_Material provided_
-- Opening Marker --

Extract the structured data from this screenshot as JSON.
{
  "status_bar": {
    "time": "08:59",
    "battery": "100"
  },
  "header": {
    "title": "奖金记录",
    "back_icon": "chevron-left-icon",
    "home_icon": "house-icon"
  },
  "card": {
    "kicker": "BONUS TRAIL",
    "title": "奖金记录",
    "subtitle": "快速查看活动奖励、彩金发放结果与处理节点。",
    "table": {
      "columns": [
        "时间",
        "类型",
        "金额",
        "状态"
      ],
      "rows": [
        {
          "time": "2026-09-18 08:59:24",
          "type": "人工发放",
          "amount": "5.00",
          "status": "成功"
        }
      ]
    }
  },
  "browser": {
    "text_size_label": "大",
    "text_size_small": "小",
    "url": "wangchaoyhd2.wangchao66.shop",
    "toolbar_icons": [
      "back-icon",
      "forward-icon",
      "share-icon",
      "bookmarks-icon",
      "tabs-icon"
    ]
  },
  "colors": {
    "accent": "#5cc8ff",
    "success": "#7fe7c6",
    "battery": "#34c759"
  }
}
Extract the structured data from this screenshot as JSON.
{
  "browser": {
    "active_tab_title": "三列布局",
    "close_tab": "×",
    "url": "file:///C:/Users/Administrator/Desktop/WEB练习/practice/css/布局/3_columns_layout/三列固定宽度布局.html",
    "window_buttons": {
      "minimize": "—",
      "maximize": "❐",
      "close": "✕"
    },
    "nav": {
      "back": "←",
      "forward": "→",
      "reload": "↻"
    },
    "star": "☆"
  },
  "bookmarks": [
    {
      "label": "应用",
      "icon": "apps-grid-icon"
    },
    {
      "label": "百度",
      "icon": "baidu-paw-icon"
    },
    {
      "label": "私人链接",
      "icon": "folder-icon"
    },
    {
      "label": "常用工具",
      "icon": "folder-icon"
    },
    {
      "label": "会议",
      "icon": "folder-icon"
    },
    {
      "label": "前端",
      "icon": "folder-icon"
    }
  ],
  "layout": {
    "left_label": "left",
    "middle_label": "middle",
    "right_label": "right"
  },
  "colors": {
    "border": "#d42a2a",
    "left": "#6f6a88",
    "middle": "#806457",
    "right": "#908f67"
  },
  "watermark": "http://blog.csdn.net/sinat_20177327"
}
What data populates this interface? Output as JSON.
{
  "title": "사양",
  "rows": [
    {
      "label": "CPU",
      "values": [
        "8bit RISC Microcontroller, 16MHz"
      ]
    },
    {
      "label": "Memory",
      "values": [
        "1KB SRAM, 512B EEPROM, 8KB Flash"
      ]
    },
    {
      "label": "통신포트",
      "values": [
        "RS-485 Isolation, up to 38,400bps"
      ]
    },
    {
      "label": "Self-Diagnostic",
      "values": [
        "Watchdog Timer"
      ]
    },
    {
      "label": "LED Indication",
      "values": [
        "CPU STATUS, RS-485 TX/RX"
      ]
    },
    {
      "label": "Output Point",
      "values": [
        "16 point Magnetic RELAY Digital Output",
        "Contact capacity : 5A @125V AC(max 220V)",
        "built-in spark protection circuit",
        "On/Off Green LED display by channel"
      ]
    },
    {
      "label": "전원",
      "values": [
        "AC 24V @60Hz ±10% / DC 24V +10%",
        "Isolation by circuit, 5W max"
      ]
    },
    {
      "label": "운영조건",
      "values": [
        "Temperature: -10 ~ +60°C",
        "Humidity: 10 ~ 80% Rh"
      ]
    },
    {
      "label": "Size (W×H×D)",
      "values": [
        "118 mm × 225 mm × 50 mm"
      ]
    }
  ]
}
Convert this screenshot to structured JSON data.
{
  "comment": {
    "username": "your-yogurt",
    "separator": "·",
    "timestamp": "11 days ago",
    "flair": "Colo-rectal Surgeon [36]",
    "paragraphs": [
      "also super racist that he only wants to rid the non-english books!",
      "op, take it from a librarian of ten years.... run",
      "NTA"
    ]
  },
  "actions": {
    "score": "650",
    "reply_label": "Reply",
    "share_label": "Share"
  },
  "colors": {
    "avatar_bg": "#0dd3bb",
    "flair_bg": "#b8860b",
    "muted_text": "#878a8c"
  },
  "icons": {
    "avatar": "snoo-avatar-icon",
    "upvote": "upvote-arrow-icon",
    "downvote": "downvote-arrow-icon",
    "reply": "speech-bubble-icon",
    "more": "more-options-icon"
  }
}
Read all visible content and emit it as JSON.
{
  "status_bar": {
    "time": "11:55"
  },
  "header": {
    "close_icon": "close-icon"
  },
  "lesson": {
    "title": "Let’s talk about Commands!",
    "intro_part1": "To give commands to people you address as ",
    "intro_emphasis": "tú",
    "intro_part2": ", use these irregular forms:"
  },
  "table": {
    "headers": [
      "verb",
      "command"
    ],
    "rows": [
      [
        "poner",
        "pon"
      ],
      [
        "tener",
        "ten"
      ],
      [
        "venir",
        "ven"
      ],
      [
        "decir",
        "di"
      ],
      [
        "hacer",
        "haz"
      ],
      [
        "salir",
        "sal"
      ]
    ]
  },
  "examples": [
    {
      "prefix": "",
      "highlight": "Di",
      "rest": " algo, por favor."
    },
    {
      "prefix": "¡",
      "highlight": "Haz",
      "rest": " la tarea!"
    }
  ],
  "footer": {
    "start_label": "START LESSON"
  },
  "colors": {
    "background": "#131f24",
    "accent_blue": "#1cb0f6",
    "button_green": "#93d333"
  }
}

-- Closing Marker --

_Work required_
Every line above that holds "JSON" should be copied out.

_Written reply_
Extract the structured data from this screenshot as JSON.
Extract the structured data from this screenshot as JSON.
What data populates this interface? Output as JSON.
Convert this screenshot to structured JSON data.
Read all visible content and emit it as JSON.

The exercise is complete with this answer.